4

I am creating a HTTP REST API. I have a large collection of key-value pairs, at /base-url.

I need to provide the ability to get and set values for a key.

My first attempt:

GET /base-url/{key}

PUT /base-url/{key}

The problem is that this requires URL recipes, which as I understand go against the hypermedia principles of REST.

What is the usual way of providing a key-value store via a RESTful API?

6

This is allowed by REST as long as your {key} URLs are discoverable; for example if doing

GET /base-url/

returned a list of links to other valid REST resources, and among those were /base-url/{key}

The main point is that out-of-band knowledge can't be required by a REST-conforming API; but if a provider publishes a specification the client is certainly free to go directly to a URL it already knows about.

I found this article by Roy Fielding useful to clarify these points, in particular

A REST API must not define fixed resource names or hierarchies (an obvious coupling
of client and server). Servers must have the freedom to control their own namespace.
Instead, allow servers to instruct clients on how to construct appropriate URIs, such
as is done in HTML forms and URI templates, by defining those instructions within
media types and link relations. [Failure here implies that clients are assuming a
resource structure due to out-of band information, such as a domain-specific standard,
which is the data-oriented equivalent to RPC's functional coupling].

This essentially means that if you publish a spec and the client/programmer needs that in order to determine the valid URLs, then you've created an API but it's not a REST API. To conform with Roy Fielding's thesis defining REST, you must make those same URLs discoverable by starting at the root.

4
  • Since links come and go, it is useful to quote the relevant portion of the article as a part of the answer. You don't need to include the whole article, just the part that supports your answer. – Adam Zuckerman Nov 21 '14 at 23:37
  • @AdamZuckerman good point, updated with the most relevant quote to my point. – Stephen P Nov 21 '14 at 23:52
  • Ah, I need to create a key-value pair foo-bar. What do I do then? – Paul Draper Nov 22 '14 at 7:20
  • The concept missing in your design is the content type the client will understand in order to figure out how to navigate your key value store. The client should be able to go to base-url and based on the content type of the resource representation it gets back figure out how to navigate your server. Think about HTML with its <a> link tags. You don't need to know where anything is when you go to www.nytimes.com, because your browser understands HTML and can present links to the data you want. – Cormac Mulhall Nov 27 '14 at 18:08
2

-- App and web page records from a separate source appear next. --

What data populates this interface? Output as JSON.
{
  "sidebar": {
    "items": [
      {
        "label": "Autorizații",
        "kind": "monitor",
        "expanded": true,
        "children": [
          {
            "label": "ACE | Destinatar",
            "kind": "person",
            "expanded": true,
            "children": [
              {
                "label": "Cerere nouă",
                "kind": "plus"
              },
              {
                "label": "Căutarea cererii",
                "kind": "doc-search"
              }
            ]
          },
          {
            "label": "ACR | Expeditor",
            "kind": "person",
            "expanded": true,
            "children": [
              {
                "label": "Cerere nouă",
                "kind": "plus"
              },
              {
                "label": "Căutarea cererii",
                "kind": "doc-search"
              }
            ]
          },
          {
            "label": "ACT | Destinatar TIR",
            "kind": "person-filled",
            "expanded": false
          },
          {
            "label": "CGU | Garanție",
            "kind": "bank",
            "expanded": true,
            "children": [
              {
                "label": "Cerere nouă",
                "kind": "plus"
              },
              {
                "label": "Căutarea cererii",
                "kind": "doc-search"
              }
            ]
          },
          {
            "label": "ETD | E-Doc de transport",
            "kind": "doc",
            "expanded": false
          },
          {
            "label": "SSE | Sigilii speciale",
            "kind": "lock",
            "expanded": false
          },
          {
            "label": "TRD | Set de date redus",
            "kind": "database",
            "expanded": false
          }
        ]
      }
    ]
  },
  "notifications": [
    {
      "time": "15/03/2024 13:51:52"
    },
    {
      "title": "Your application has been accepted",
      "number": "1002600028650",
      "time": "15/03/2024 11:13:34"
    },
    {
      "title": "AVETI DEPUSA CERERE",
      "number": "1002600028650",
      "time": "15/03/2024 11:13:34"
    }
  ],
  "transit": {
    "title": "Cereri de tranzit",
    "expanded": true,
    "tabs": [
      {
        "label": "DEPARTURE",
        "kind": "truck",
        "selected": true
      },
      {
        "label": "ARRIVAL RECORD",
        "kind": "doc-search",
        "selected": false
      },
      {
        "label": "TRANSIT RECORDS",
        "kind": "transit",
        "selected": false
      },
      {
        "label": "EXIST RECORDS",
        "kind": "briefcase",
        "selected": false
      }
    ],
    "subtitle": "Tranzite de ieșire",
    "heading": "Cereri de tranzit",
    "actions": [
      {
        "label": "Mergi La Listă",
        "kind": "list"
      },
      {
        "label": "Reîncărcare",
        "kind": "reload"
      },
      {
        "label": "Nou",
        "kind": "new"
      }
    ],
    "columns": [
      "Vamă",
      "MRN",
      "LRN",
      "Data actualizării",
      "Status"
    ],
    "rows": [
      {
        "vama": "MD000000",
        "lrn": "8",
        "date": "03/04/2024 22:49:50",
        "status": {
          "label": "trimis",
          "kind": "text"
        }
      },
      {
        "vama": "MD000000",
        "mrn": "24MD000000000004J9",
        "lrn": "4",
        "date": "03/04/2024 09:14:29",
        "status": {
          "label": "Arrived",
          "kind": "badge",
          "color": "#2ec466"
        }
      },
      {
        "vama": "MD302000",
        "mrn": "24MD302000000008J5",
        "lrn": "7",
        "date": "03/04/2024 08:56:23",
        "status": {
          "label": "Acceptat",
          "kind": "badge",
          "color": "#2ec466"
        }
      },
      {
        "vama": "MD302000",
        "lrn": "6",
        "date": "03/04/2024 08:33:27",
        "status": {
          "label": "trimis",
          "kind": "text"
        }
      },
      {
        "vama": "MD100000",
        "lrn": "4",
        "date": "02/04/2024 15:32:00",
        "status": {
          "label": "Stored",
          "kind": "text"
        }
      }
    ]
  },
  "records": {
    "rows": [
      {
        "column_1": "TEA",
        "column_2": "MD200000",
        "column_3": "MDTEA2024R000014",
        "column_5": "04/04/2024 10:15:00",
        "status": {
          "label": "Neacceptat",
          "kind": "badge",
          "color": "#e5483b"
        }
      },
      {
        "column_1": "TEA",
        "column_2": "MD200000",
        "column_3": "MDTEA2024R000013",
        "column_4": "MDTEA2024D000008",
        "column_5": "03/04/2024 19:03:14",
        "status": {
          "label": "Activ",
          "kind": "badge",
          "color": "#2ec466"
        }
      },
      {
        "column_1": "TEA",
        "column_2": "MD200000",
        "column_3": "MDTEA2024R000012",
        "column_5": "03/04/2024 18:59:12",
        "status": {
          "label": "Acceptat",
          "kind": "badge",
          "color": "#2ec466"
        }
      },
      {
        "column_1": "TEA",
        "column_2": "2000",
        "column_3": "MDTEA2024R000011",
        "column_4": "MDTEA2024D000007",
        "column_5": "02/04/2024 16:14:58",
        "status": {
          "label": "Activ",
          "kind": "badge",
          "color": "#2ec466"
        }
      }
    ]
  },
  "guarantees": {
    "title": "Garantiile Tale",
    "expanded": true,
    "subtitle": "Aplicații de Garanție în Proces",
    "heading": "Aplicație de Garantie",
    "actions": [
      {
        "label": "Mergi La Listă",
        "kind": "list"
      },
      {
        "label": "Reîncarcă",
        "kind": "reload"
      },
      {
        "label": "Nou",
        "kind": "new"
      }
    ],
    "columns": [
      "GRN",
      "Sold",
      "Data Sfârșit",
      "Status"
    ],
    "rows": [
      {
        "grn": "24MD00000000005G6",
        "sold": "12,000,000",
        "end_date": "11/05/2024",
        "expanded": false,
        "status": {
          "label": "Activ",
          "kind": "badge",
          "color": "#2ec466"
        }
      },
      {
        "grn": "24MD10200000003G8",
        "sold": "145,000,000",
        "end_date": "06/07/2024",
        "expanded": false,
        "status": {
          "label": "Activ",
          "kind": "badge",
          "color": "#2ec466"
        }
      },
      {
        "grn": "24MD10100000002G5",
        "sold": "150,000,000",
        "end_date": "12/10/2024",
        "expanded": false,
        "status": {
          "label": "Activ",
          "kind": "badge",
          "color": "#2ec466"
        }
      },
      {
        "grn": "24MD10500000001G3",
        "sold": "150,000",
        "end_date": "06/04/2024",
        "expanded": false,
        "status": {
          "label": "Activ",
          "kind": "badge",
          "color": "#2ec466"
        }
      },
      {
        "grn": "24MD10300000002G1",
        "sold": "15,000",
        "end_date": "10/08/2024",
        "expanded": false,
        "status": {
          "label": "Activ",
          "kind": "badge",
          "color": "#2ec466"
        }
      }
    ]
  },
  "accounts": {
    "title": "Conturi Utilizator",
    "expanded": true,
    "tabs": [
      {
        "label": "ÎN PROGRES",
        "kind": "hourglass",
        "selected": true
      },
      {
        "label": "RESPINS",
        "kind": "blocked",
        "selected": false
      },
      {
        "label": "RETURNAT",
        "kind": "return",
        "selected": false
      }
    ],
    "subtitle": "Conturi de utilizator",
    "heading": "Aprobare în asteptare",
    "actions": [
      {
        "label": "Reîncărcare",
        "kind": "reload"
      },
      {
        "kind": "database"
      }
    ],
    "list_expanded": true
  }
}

Independent from implementing a key-value-store or whatever: you could use HATEOAS to describe your api. This enrichens the plain ressource information with meta-information what to do with your API. So in your example a call to base gives a collection of keys and their values:

GET /baseurl/

gives you a resultset:

    [
    {
        "links": {
            "self": {
                "href": "http://www.yoursite/base"
            },
            "item": [
                {
                    "href": "http://www.yoursite/base/key1"
                },
                {
                    "href": "http://www.yoursite/base/key2"
                },
                {
                    "href": "http://www.yoursite/base/key3"
                }
            ]
        },
        "content": [
            {
                "key": "key1",
                "value": "value1",
                "links": [
                    {
                        "self": {
                            "href": "http://www.yoursite/base/key1"
                        }
                    }
                ]
            },
            {
                "key": "key2",
                "value": "value2",
                "links": [
                    {
                        "self": {
                            "href": "http://www.yoursite/base/key2"
                        }
                    }
                ]
            },
            {
                "key": "key3",
                "value": "value3",
                "links": [
                    {
                        "self": {
                            "href": "http://www.yoursite/base/key3"
                        }
                    }
                ]
            }
        ]
    }
]

A simple GET against your baseurl shows a list of items returned. Each with a link (at least) to the single item (or more if you want to relate several keys to other ressources). From that I - as a consumer - know, that there is a ressource key3 behind the URL http://www.yoursite/base/key3. Analogous I know, that I (eventually) could use the typical HTTP-verbs (HEAD, GET,PUT,POST,DELETE, PATCH). But I can query that ressurce for its capabilities via an OPTIONS-Request. Its answer would contain an Allow-Section, which shows allowed verbs:

Allow: OPTIONS, GET, HEAD, POST, PUT, DELETE

When implemented in this way, your API becomes very intuitive and selfexplaining (independend from the ressources you offer).

Your Answer

By clicking “Post Your Answer”, you agree to our terms of service, privacy policy and cookie policy

Not the answer you're looking for? Browse other questions tagged or ask your own question.